It’s hard to imagine that a “minority” newspaper columnist would demand that an independent business discriminate against poor, young black kids, but that’s exactly what the Kansas City Star‘s Mary Sanchez did in her column, “Let’s Deal With The Rowdy Youths.”
“Create the environment for chaos, bear the responsibility when the shots are fired and the punches are thrown,” Sanchez begins. “That should be the standard. It doesn’t matter whether the problems are at the zoo during free days, outside Cinemark theaters on the Country Club Plaza or anywhere else in town. The draw is free or cheap. Deal with what shows up.”
I get it. Make things affordable at your own risk and you’re on the hook for bad behavior.
That’s a pretty sweeping statement when you think about it.
By that measure, I guess McDonald’s all but deserves to be robbed and vandalized for selling inexpensive food. They should be forced to charge more so as to attract a classier clientele.
Come to think of it the Plaza couldn’t wait to dump McDonalds to rid the area of the riff raft it attracted. The Noodles & Company draws a more upscale crowd with more higher prices and less kid-friendly menu items. Bravo.
That’s right, ridiculous as it sounds, Sanchez – who to my knowledge has something like zero real world business experience to draw upon – thinks Cinemark’s Palace on the Plaza should have to charge higher ticket prices on weekends. That way the young black kids who hang there won’t be able to afford a movie ticket and will have to go somewhere else.
Voila, blacks on the Plaza problem solved!
Nanny Sanchez wants corporate contrition too.
“Cinemark needs to admit that charging $6.75 for an evening movie on weekends is part of what attracts throngs of young people — some who only want to cause trouble,” Sanchez demands.
Admit that you know what it takes to fill a movie theater on the Country Club Plaza on weekend nights. Admit you’re in business to sell as many tickets as possible at whatever price the market will bear so that you can make a killing selling overpriced concessions. Admit you’re in business to make a profit. For heaven’s sake, come clean.
“The theater is central to why troublemakers are drawn by the young crowds on the Plaza,” Sanchez states.

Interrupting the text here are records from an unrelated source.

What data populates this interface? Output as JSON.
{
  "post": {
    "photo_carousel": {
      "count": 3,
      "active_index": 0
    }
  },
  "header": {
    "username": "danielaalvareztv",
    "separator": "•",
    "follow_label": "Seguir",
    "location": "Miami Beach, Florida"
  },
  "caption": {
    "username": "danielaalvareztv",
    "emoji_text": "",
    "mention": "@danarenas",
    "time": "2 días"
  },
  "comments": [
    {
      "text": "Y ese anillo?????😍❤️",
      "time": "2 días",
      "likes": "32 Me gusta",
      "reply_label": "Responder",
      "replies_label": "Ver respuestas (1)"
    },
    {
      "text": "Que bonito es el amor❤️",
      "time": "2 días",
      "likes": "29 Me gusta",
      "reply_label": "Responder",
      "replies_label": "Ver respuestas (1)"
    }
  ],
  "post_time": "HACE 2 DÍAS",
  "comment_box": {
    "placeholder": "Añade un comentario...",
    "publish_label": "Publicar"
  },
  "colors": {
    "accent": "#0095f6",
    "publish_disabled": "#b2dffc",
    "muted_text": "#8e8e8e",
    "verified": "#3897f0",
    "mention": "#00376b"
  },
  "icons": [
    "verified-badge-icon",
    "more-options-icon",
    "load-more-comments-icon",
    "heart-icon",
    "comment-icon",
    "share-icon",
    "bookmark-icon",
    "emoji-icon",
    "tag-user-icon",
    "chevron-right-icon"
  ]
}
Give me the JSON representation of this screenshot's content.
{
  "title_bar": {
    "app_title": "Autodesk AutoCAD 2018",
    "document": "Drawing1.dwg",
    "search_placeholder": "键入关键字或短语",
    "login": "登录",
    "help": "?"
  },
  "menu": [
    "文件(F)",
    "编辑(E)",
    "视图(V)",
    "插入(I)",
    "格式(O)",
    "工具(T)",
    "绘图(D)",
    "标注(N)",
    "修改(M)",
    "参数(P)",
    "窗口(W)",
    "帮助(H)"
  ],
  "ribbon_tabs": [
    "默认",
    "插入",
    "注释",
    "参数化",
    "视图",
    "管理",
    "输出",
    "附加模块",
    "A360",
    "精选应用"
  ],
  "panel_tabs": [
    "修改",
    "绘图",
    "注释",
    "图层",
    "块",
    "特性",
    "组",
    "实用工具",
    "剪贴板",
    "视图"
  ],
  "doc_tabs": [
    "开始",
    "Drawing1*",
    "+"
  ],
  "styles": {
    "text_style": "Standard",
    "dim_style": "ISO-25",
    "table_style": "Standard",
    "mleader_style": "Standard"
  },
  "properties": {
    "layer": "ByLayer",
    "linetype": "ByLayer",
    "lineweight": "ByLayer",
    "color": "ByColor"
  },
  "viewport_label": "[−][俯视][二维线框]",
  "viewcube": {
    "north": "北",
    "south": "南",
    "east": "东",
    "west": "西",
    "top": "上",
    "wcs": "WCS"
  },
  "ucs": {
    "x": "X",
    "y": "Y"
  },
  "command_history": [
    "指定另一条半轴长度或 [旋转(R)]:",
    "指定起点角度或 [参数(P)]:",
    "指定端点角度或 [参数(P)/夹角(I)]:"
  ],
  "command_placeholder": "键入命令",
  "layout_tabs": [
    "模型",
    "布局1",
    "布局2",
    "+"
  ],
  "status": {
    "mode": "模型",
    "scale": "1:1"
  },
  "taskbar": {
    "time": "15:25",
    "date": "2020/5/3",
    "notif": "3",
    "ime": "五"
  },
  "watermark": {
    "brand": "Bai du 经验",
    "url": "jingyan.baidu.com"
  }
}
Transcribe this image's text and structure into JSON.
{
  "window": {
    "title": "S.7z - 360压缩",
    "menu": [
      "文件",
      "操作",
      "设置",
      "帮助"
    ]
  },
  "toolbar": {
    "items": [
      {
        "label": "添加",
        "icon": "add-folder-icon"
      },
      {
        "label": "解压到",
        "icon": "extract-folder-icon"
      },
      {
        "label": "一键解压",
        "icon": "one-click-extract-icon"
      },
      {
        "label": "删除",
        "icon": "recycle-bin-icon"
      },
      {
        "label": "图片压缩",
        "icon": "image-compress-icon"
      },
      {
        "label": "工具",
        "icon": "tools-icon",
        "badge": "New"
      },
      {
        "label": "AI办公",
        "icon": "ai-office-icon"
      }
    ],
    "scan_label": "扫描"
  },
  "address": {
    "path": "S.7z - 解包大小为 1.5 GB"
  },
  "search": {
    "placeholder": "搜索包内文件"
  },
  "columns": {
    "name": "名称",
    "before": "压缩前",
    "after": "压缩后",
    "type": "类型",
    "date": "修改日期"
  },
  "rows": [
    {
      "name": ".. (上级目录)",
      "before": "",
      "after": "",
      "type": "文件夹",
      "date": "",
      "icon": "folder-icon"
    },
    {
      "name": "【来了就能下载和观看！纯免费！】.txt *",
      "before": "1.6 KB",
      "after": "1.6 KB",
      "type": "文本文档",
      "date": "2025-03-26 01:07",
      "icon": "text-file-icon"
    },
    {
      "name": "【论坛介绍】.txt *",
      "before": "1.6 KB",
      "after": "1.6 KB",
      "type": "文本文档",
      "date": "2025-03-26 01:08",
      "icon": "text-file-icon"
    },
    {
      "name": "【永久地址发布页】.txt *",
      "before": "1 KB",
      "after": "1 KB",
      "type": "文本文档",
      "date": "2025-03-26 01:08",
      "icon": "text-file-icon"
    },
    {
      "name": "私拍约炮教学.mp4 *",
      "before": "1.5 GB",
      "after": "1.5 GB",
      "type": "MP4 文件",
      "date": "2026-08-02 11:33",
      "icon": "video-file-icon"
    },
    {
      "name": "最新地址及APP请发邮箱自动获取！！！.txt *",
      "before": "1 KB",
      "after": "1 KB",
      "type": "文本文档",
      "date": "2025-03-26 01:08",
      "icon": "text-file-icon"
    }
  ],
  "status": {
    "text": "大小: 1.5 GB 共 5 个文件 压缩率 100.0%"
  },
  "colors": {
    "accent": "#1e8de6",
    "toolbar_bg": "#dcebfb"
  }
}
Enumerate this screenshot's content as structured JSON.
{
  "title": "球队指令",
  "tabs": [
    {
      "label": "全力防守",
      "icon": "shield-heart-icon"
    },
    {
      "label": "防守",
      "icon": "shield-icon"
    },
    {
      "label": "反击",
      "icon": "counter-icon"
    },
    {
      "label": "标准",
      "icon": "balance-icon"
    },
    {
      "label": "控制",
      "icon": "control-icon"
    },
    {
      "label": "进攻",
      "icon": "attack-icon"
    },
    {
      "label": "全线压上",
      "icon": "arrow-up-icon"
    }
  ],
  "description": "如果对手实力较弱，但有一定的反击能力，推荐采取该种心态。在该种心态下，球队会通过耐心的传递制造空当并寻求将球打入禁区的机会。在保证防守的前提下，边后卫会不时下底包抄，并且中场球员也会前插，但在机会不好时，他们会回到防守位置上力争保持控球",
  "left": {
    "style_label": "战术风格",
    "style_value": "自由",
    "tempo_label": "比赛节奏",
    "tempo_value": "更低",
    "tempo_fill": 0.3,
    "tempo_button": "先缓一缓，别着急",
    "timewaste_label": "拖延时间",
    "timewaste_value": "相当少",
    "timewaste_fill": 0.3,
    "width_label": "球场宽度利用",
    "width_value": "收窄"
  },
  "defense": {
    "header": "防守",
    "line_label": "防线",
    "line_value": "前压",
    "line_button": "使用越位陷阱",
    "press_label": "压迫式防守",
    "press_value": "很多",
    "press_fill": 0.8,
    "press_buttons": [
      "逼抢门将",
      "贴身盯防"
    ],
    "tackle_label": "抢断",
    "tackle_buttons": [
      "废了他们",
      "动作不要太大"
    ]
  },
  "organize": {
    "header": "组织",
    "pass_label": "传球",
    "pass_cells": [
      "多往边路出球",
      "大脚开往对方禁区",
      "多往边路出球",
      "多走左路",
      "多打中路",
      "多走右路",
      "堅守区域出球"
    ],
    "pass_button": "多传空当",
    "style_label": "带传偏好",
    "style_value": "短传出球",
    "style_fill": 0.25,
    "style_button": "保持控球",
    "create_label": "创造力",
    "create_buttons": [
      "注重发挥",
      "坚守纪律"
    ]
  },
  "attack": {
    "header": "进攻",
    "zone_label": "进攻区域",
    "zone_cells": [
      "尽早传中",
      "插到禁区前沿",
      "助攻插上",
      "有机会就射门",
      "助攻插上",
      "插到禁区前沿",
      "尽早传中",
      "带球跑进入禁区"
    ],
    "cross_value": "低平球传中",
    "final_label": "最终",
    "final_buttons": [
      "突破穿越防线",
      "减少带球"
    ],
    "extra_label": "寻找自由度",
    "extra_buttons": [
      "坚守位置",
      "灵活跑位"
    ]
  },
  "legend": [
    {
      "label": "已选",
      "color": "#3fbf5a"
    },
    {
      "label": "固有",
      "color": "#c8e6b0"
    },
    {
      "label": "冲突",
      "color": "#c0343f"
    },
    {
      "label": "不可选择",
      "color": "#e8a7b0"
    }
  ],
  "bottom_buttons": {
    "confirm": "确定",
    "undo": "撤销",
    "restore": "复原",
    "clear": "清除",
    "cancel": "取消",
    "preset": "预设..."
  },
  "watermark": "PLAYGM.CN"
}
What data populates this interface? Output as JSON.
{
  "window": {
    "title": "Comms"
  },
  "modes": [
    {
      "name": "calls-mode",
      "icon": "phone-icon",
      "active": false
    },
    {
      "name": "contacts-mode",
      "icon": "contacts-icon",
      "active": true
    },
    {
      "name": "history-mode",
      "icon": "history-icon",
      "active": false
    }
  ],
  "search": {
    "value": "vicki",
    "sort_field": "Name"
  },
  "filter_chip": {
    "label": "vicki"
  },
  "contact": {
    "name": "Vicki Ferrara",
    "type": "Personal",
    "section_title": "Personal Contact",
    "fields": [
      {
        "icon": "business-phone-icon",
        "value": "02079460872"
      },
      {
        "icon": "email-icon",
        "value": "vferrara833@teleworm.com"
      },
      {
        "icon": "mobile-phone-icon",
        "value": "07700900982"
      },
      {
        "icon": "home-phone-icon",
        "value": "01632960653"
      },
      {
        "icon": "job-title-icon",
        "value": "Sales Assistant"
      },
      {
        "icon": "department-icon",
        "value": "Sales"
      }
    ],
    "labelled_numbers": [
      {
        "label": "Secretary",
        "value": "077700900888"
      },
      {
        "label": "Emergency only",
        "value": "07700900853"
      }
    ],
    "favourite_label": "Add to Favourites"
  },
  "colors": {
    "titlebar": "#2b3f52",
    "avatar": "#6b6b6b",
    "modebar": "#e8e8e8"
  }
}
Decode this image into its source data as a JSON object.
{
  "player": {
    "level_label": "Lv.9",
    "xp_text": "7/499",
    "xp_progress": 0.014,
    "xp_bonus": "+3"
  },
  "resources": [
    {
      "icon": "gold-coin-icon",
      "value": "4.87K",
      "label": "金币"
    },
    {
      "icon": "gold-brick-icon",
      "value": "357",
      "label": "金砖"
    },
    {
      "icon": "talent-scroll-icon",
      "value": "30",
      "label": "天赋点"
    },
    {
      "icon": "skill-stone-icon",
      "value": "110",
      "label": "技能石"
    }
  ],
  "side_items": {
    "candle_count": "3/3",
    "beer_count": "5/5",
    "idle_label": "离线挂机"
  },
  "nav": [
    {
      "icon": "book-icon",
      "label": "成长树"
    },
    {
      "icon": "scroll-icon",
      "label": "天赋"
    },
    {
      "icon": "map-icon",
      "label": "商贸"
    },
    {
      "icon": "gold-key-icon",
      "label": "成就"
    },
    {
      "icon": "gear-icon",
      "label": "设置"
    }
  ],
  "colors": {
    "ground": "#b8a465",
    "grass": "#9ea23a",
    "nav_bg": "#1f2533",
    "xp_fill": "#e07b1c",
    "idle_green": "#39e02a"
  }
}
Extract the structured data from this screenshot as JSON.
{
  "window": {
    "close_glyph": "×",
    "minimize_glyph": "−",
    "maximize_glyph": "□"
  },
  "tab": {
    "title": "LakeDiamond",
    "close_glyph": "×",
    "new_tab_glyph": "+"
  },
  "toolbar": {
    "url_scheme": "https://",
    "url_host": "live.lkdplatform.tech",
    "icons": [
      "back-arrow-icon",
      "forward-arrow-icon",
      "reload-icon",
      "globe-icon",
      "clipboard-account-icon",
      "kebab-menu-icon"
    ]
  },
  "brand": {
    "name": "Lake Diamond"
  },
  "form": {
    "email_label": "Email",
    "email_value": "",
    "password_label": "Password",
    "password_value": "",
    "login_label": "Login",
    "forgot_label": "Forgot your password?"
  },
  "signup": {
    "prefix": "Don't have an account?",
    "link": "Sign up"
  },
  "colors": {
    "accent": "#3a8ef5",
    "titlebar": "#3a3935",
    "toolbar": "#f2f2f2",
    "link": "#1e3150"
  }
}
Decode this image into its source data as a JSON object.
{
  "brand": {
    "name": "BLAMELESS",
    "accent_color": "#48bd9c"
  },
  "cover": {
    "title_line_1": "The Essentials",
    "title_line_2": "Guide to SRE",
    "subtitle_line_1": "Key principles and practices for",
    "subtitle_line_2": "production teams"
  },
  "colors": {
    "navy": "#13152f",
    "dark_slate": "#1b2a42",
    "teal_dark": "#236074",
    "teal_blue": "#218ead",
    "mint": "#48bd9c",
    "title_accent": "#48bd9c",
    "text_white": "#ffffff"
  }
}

Sanchez must not have been paying attention when throngs of blacks chose Westport to hang at. Blame that one on Jerry Harrington and the Tivoli movie theater, I guess.
And clearly Sanchez must not remember when large crowds of blacks parked their cars and gathered along 47th Street towards the northwest corner of the Plaza. No movie action then.
At least Sanchez’ column had some good, old-fashion Midwestern common sense logic:
“Let’s be clear,” she writes. “Punching a cop or firing a gun indiscriminately is criminal behavior.”
I dot know about you, but that point was a little murky until Sanchez put it into perspective.
Then to top things off, Sanchez shoots herself in the foot at the column’s end by making a case for why Cinemark should not discriminate against black kids by raising movie ticket prices to levels they can’t afford.
“Most underserved teenagers are not acting out violently,” Sanchez writes. “They are not being disrespectful. They don’t deserve to be lumped in by virtue of sharing a race or age with the hoodlums.”
Anybody down there at 18th and Grand still edit this stuff anymore?
Sanchez spends three quarters of her column arguing that Cinemark should punish all black kids by raising movie ticket prices, then caps it off by arguing that the good black kids shouldn’t have to suffer because a small minority of bad black kids are acting up.
Which is it? Here’s an idea.
How about we let Cinemark decide how to price it’s movie tickets and popcorn – just like we do McDonald’s, Noodles & Company and Plaza III price their products, and try and find a way to deal with the underlying problems that’s a little more – how do you say – well thought out and less discriminatory?